**Task prompt:**
Copy every line from the data below in which the string "code" can be found.

**Input:**

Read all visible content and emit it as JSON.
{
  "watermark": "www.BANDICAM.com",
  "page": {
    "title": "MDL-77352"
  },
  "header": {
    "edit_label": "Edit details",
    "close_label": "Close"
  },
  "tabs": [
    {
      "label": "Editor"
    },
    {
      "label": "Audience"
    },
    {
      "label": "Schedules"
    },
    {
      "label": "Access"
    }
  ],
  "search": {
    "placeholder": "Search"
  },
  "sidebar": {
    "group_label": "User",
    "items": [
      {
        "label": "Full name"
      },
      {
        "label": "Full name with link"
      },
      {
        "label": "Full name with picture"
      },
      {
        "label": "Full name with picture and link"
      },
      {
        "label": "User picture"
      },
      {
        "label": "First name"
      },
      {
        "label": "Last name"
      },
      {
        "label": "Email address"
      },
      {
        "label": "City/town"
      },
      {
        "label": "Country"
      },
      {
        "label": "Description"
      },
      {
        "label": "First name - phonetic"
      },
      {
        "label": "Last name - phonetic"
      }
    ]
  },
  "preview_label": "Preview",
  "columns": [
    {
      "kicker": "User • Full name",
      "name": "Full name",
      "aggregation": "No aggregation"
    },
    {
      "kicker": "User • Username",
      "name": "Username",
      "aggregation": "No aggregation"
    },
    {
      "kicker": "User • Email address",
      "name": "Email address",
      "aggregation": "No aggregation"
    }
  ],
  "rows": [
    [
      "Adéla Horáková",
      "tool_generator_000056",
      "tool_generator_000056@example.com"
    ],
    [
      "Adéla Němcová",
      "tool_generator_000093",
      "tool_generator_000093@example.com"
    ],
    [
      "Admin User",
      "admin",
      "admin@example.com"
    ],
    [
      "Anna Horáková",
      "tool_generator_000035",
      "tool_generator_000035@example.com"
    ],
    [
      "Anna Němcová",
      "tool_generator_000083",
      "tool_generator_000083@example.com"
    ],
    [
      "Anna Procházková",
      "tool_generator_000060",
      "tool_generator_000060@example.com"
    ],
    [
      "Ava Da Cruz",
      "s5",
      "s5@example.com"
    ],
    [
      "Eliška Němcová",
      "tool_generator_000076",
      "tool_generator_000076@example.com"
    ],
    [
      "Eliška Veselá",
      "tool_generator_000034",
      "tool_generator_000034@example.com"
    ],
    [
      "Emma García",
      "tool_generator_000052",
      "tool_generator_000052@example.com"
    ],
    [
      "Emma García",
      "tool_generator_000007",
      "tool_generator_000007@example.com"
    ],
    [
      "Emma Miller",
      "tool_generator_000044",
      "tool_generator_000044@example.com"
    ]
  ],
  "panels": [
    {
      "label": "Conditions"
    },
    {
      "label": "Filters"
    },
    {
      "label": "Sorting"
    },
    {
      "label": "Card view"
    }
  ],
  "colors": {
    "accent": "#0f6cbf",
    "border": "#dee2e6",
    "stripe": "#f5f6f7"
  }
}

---

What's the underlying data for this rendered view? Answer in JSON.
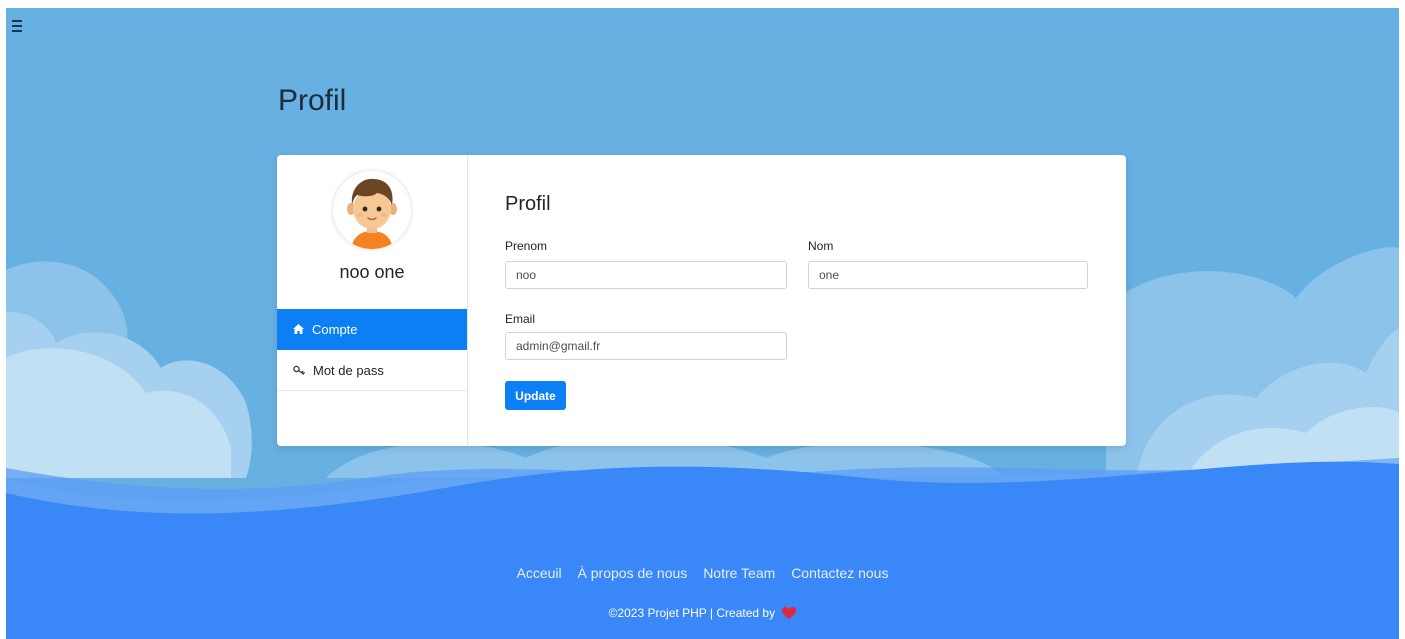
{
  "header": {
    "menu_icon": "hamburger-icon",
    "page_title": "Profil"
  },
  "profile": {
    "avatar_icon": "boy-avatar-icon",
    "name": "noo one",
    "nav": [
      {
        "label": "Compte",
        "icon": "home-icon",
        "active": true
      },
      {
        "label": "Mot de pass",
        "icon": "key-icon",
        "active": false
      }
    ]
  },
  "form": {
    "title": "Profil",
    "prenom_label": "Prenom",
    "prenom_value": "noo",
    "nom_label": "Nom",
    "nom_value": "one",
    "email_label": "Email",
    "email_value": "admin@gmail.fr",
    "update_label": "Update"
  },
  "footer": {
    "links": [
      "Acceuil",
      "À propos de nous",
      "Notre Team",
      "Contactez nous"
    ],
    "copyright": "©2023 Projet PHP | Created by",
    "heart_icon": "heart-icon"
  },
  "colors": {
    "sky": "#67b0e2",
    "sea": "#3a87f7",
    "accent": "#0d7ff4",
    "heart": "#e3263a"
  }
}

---

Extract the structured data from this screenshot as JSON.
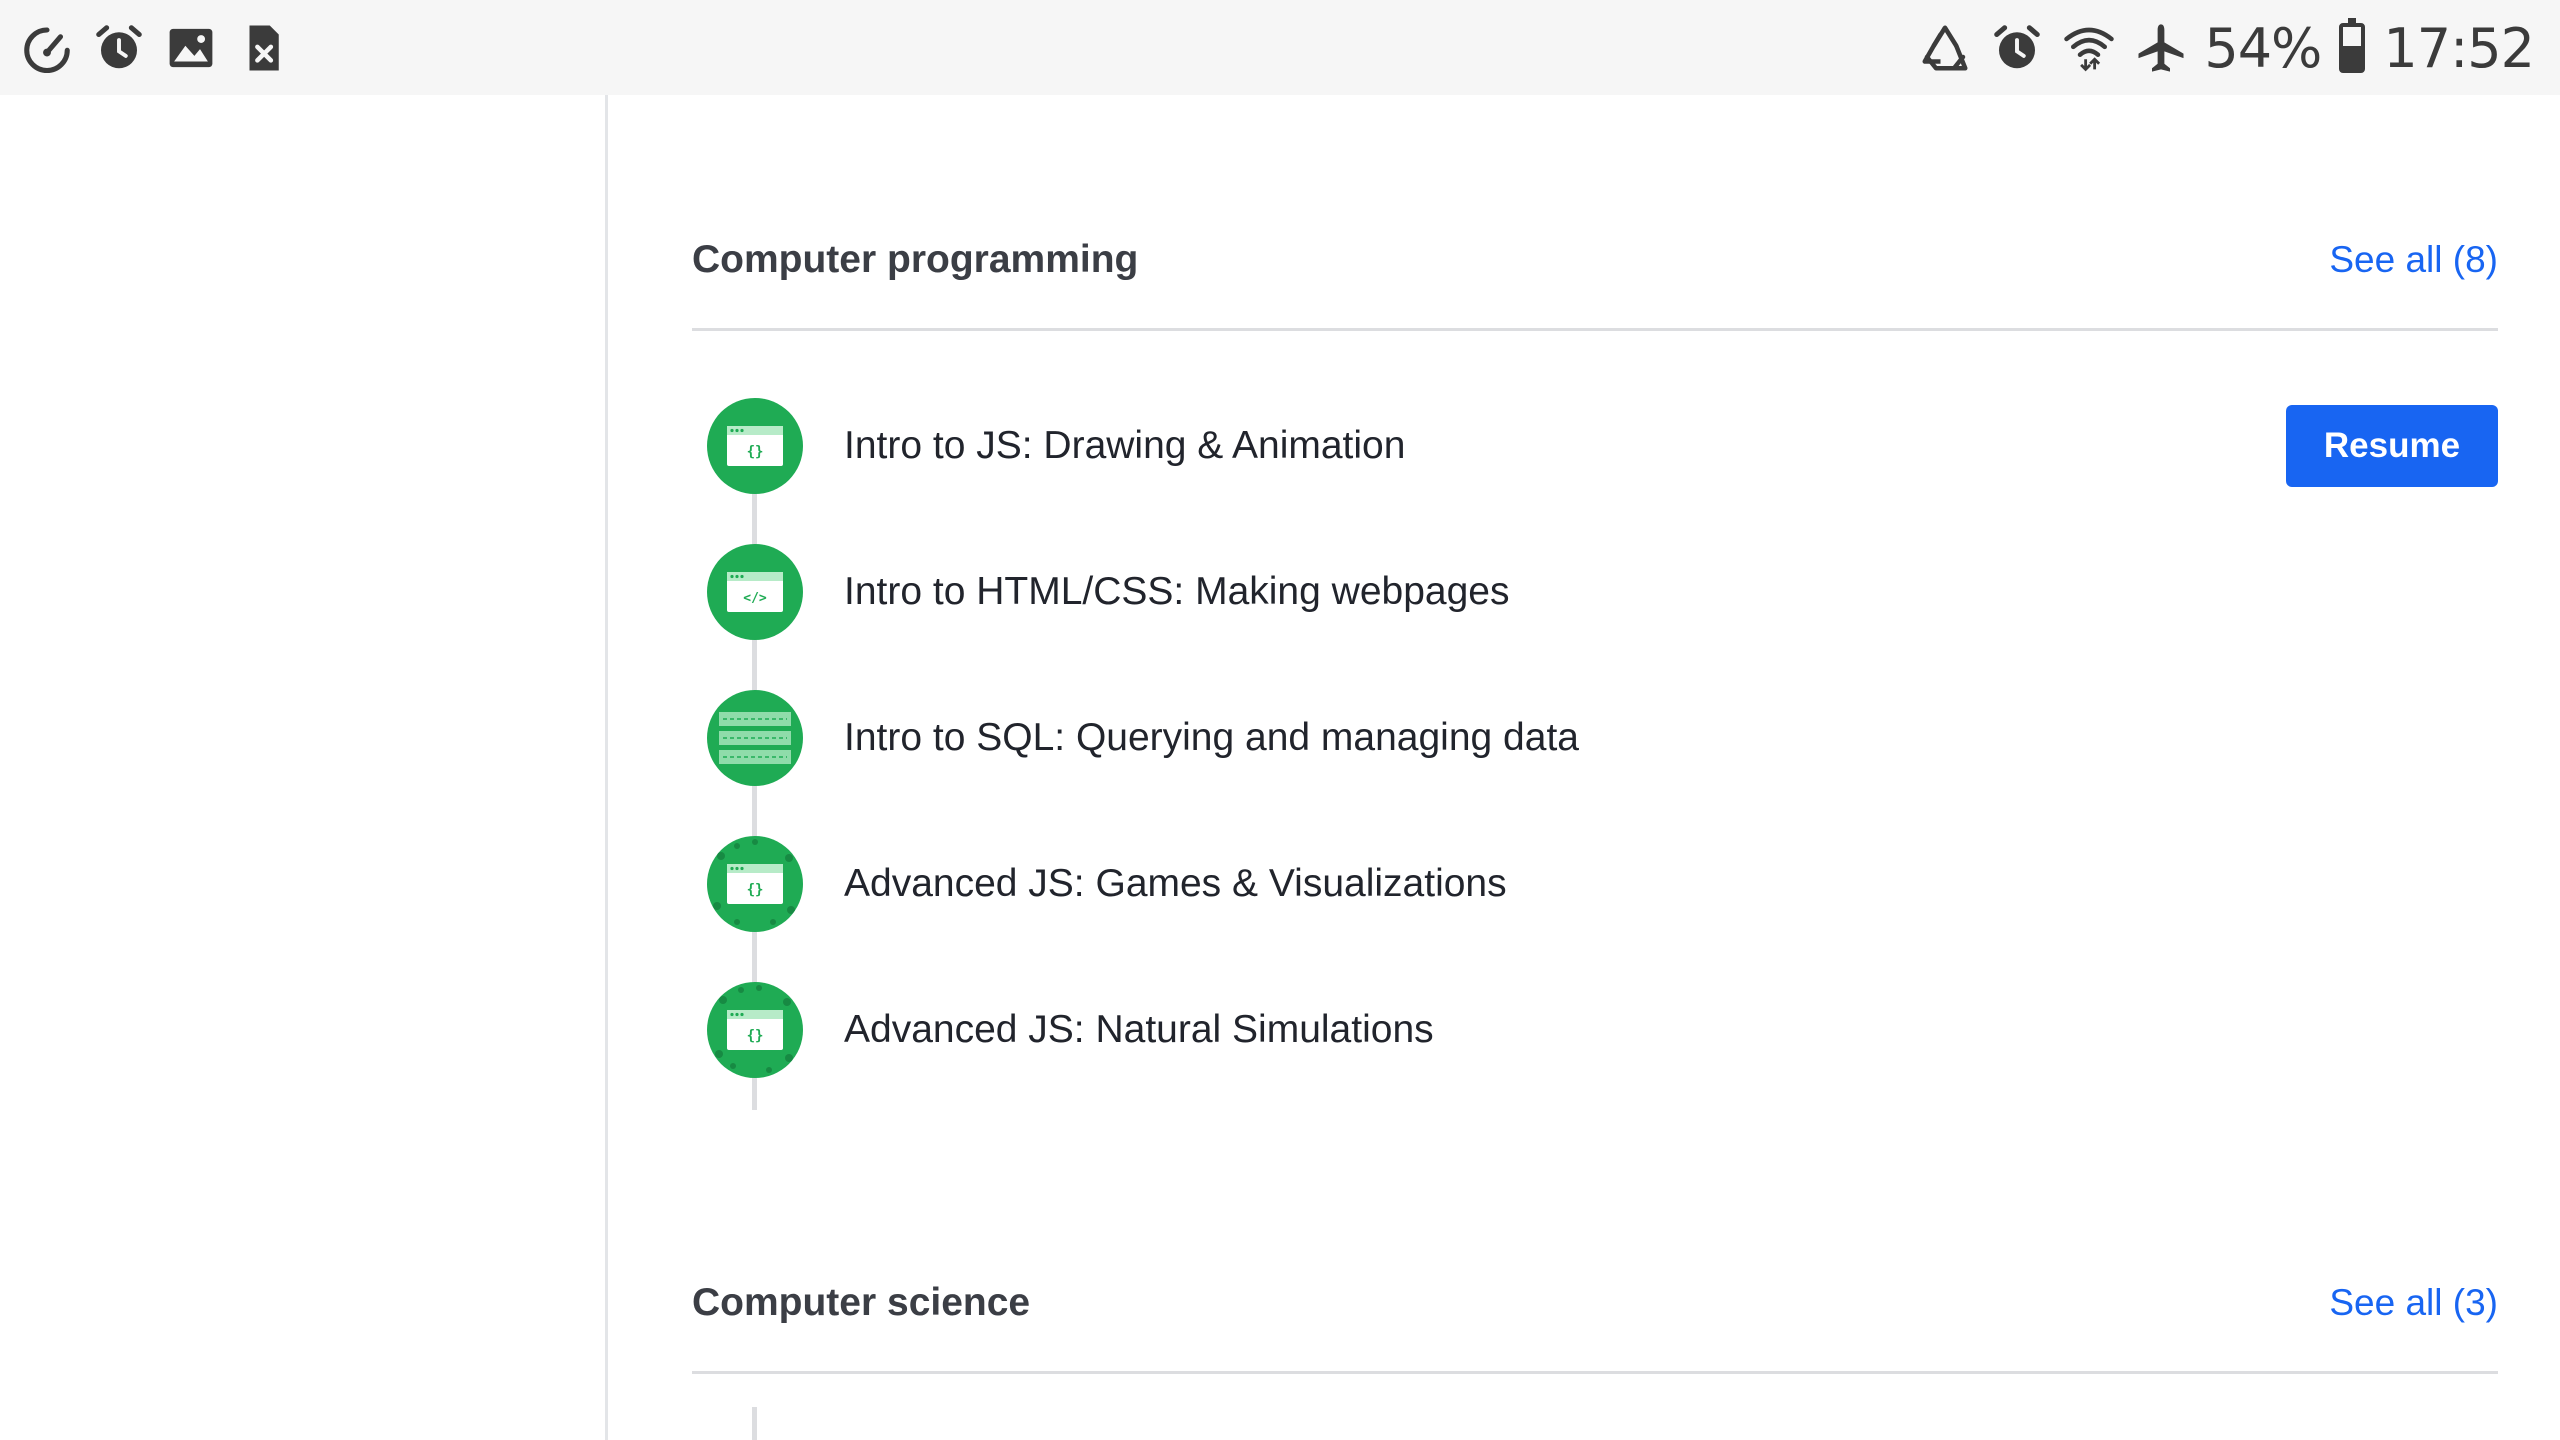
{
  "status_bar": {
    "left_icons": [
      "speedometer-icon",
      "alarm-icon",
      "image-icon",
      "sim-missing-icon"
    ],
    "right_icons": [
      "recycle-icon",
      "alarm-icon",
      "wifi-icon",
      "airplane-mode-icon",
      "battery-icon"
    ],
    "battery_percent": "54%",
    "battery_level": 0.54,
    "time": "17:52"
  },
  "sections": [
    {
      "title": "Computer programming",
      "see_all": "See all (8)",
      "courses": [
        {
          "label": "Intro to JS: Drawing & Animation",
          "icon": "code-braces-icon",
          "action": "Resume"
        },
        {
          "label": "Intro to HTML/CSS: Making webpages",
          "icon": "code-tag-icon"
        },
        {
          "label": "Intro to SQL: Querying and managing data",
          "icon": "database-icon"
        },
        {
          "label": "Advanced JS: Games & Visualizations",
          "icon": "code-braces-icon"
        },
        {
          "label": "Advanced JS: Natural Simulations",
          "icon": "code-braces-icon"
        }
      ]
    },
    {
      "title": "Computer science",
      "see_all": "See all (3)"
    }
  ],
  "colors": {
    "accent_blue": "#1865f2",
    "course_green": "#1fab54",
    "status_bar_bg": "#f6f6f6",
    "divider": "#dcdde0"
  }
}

**Task answer:**
          "icon": "code-braces-icon",
          "icon": "code-tag-icon"
          "icon": "code-braces-icon"
          "icon": "code-braces-icon"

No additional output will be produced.